Bottom Line: Coimmunoprecipitation studies of FKBP38 with mTOR show increased levels of FKBP38 associated with mTOR when LPAAT-β protein levels are knocked down.Furthermore, depletion of LPAAT-β results in increased Lipin 1 nuclear localization which is associated with increased nuclear eccentricity, a nuclear shape change that is dependent on mTOR, further confirming the ability of LPAAT-β to regulate mTOR function.Our results provide support for the hypothesis that PA generated by LPAAT-β regulates mTOR signaling.
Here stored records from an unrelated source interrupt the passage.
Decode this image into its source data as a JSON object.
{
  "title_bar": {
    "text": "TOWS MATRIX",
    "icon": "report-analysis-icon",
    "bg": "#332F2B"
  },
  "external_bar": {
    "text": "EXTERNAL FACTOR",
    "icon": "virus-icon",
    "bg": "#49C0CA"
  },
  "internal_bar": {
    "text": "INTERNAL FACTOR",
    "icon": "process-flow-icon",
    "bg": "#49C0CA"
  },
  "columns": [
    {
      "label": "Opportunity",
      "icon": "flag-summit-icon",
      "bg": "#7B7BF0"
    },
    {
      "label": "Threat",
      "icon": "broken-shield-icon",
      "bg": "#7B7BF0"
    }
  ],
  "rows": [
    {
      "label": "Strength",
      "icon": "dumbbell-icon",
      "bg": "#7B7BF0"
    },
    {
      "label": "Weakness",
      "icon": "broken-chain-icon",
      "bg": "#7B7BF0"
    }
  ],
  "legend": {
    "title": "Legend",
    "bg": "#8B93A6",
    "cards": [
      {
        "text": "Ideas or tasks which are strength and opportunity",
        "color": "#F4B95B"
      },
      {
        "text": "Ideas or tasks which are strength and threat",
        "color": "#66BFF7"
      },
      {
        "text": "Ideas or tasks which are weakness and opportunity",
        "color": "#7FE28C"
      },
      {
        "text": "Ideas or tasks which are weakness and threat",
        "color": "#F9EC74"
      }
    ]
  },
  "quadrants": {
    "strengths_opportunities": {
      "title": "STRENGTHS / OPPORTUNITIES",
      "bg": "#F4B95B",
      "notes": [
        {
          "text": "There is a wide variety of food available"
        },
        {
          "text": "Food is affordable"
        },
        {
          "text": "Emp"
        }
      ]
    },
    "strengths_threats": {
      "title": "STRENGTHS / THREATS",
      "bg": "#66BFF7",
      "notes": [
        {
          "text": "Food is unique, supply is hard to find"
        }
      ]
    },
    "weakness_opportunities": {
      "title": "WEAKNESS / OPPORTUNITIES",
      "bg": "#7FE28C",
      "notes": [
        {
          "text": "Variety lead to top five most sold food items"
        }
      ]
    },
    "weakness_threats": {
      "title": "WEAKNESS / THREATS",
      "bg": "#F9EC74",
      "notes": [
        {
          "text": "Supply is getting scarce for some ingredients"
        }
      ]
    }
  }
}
View Article: PubMed Central - PubMed

Affiliation: Department of Experimental Therapeutics, H. Lee Moffitt Cancer Center and Research Institute, Tampa, Florida, United States of America.

ABSTRACT
Lysophosphatidic acid acyltransferase (LPAAT-β) is a phosphatidic acid (PA) generating enzyme that plays an essential role in triglyceride synthesis. However, LPAAT-β is now being studied as an important regulator of cell growth and differentiation and as a potential therapeutic target in cancer since PA is necessary for the activity of key proteins such as Raf, PKC-ζ and mTOR. In this report we determine the effect of LPAAT-β silencing with siRNA in pancreatic adenocarcinoma cell lines. We show for the first time that LPAAT-β knockdown inhibits proliferation and anchorage-independent growth of pancreatic cancer cells. This is associated with inhibition of signaling by mTOR as determined by levels of mTORC1- and mTORC2-specific phosphorylation sites on 4E-BP1, S6K and Akt. Since PA regulates the activity of mTOR by modulating its binding to FKBP38, we explored the possibility that LPAAT-β might regulate mTOR by affecting its association with FKBP38. Coimmunoprecipitation studies of FKBP38 with mTOR show increased levels of FKBP38 associated with mTOR when LPAAT-β protein levels are knocked down. Furthermore, depletion of LPAAT-β results in increased Lipin 1 nuclear localization which is associated with increased nuclear eccentricity, a nuclear shape change that is dependent on mTOR, further confirming the ability of LPAAT-β to regulate mTOR function. Our results provide support for the hypothesis that PA generated by LPAAT-β regulates mTOR signaling. We discuss the implications of these findings for using LPAAT-β as a therapeutic target.

Show MeSH
Related in: MedlinePlus